JERUSALEM - U.S. Defense Secretary Lloyd Austin is in Israel Monday, meeting with Israeli officials about Iran. The meeting comes as a power failure at the Iranian nuclear site of Natanz reportedly caused massive damage to Iranian centrifuges. Iranian officials blamed Israel and threatened to avenge the attack.
Israel rarely takes responsibility for attacks like the one in Natanz that Israeli news reports on Monday said could set the Iranian nuclear program back by nine months. But the Israeli army Chief of Staff, Aviv Kochavi, hinted Israel may have been involved.
Kochavi said the Israeli army’s activities in the Middle East "are not hidden from the eyes of the enemy, that they are watching us, they see our capabilities.”
Secretary Austin - the first official from US President Joe Biden’s administration to visit Israel - did not mention Iran directly, saying only that he and Israeli Defense Minister Benny Gantz discussed regional security challenges.
Austin’s visit came as the U.S. looks to restart talks with Iran about reviving the Iran nuclear deal, the JCPOA, after former President Trump pulled out of the agreement in 2018.
Israeli Prime Minister Benjamin Netanyahu has come out strongly against the deal, saying it gives Iran a legal way to acquire a nuclear weapon.
Iran analyst Eldad Shavit says the growing tensions between Israel and Iran might push the Biden administration closer to a new deal with Iran.

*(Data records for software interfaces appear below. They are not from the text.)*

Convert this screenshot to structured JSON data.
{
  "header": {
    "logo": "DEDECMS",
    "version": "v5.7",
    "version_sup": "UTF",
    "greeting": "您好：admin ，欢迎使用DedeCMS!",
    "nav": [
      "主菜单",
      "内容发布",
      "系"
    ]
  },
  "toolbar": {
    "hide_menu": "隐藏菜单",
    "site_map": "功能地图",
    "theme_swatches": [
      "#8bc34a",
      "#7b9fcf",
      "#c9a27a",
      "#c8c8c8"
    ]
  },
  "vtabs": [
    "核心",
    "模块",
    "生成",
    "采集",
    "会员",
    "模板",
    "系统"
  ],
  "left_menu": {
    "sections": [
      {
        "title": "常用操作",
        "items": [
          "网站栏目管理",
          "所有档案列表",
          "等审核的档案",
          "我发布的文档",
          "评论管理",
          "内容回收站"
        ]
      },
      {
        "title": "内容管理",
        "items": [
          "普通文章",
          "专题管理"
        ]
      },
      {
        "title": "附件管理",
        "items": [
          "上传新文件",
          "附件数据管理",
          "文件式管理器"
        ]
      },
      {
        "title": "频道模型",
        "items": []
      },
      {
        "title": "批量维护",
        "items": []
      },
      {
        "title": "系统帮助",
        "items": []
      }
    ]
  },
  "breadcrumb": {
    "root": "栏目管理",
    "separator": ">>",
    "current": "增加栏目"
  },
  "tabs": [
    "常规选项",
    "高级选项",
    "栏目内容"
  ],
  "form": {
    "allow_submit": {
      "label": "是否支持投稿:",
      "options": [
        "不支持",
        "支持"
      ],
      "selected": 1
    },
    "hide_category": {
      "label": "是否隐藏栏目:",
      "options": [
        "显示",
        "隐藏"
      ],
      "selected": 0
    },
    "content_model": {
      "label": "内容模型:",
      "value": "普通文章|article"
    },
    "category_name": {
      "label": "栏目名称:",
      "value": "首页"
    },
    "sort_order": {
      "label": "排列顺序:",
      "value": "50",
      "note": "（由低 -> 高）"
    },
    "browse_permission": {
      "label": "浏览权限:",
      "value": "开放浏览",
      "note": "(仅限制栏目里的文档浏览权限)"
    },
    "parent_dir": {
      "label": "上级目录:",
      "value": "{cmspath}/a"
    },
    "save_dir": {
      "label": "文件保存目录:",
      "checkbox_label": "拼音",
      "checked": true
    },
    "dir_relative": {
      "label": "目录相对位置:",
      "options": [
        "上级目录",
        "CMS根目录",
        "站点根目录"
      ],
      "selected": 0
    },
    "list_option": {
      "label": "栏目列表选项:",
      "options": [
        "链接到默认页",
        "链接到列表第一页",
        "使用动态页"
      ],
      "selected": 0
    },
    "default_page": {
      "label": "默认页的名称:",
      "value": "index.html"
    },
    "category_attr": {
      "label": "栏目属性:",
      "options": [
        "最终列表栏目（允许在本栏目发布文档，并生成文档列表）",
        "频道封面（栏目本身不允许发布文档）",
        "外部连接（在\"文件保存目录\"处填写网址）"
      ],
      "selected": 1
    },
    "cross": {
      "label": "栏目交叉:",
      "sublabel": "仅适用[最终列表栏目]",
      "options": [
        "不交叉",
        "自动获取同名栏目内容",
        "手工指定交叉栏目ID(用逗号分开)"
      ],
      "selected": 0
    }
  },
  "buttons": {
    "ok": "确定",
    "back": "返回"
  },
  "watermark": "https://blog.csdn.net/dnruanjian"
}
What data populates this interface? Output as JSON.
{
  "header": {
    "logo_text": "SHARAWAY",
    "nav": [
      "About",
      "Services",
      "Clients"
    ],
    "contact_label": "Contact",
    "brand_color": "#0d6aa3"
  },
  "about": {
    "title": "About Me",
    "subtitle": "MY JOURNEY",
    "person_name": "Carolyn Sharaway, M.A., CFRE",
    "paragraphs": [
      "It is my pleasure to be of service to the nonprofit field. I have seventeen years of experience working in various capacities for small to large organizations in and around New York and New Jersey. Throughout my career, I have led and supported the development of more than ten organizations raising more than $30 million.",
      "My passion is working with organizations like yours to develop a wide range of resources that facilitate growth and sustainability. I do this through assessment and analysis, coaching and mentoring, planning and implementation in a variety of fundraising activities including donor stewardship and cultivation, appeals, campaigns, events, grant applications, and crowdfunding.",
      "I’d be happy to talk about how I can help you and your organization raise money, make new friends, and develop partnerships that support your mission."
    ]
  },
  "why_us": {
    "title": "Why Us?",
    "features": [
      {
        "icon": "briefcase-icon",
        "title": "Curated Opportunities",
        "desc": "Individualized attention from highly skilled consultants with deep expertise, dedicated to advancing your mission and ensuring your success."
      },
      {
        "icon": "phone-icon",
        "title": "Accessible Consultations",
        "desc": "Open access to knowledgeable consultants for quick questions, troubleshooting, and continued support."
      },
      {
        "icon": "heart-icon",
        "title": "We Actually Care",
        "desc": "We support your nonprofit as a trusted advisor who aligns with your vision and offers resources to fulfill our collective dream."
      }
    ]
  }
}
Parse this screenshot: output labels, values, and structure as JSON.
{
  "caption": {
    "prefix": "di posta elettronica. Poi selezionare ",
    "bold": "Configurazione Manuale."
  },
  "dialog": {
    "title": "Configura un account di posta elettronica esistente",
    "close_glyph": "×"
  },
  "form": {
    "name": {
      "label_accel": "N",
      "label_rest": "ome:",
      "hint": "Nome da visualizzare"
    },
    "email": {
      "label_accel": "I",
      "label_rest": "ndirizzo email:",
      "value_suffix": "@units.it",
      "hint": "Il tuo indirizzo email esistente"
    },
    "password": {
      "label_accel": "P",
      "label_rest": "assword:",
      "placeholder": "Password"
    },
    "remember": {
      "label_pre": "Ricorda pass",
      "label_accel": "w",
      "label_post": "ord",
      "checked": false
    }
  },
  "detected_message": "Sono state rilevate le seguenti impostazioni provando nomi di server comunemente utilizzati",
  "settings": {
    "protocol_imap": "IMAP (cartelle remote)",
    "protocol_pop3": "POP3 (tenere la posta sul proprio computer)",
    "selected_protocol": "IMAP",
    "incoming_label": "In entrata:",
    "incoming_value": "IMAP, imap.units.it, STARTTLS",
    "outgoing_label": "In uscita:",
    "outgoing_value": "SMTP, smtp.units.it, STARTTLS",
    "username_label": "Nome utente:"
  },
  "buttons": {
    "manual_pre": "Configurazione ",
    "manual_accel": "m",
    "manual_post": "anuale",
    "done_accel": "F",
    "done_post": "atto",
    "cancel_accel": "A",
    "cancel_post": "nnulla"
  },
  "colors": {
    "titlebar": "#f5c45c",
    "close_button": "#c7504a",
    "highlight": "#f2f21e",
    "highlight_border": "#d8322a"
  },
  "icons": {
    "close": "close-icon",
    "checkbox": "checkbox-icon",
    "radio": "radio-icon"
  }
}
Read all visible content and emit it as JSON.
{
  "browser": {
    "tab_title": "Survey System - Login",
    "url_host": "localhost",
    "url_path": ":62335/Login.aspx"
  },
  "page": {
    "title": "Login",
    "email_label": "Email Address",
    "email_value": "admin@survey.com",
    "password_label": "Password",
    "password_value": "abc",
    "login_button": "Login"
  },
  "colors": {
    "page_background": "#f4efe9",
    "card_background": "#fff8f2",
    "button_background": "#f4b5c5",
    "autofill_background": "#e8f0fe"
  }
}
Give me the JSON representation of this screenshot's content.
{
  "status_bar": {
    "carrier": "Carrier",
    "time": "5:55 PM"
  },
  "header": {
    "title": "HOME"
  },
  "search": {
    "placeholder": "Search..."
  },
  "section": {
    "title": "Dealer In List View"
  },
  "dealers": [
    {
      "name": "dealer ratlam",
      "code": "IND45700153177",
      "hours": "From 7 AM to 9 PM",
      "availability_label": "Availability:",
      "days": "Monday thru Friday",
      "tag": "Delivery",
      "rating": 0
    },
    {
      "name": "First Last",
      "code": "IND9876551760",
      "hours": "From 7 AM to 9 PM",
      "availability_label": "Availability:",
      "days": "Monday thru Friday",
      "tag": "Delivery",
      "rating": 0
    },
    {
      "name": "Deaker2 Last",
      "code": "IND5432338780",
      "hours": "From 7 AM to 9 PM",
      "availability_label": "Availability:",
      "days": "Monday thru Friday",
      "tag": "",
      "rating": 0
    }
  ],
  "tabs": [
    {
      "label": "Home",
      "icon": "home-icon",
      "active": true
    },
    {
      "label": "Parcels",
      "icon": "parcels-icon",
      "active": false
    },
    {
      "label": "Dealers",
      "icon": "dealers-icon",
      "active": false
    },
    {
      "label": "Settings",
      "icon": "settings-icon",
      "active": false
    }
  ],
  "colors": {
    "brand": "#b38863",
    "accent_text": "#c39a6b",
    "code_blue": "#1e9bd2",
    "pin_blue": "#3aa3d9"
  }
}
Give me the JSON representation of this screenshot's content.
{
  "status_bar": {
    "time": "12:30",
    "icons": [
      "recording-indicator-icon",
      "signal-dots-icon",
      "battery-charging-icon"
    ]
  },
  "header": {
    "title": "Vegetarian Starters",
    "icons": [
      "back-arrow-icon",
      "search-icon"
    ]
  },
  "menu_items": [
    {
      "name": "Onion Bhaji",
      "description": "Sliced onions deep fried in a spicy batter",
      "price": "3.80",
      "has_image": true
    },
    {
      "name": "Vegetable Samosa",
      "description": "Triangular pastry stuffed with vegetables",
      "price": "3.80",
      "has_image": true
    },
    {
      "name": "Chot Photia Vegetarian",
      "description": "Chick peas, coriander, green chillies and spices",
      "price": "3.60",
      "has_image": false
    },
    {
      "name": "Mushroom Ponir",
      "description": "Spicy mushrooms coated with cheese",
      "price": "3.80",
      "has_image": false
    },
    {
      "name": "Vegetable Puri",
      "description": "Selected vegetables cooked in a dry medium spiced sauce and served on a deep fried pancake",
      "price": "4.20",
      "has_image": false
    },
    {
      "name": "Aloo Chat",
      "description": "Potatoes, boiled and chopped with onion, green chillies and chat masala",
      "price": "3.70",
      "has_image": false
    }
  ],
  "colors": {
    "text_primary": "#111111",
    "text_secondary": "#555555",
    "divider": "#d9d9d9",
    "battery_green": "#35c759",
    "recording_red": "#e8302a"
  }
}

"There is reason to assess or to believe that the administration will be now even more under pressure to reach an agreement with the Iranians because its their strategic objective to return to JCPOA, because they don’t have an alternative policy vis-a-vis Iran," Shavit said.
In the past few weeks, there have reports of several Israeli attacks on Iranian targets including on a Revolutionary Guard base on a ship.
Sima Shein of the Institute for National Security Studies says Iran will try to retaliate for these and especially for the Natanz attack.
"If I have to put the list of what are the possibilities of Iran to retaliate they would prefer to do it in several places, in several fields if they have the capability," Shein said. "They tried in the past and I am sure they will try again in the cyber field, if they have any capability, a dramatic one to penetrate into Israeli civilian infrastructure, they tried as you know in the water field and others, they will try to do it in the future if it will be possible for them and successful."
Iran’s foreign minister said the Natanz site will be rebuilt with more advanced centrifuges than can enrich uranium even faster.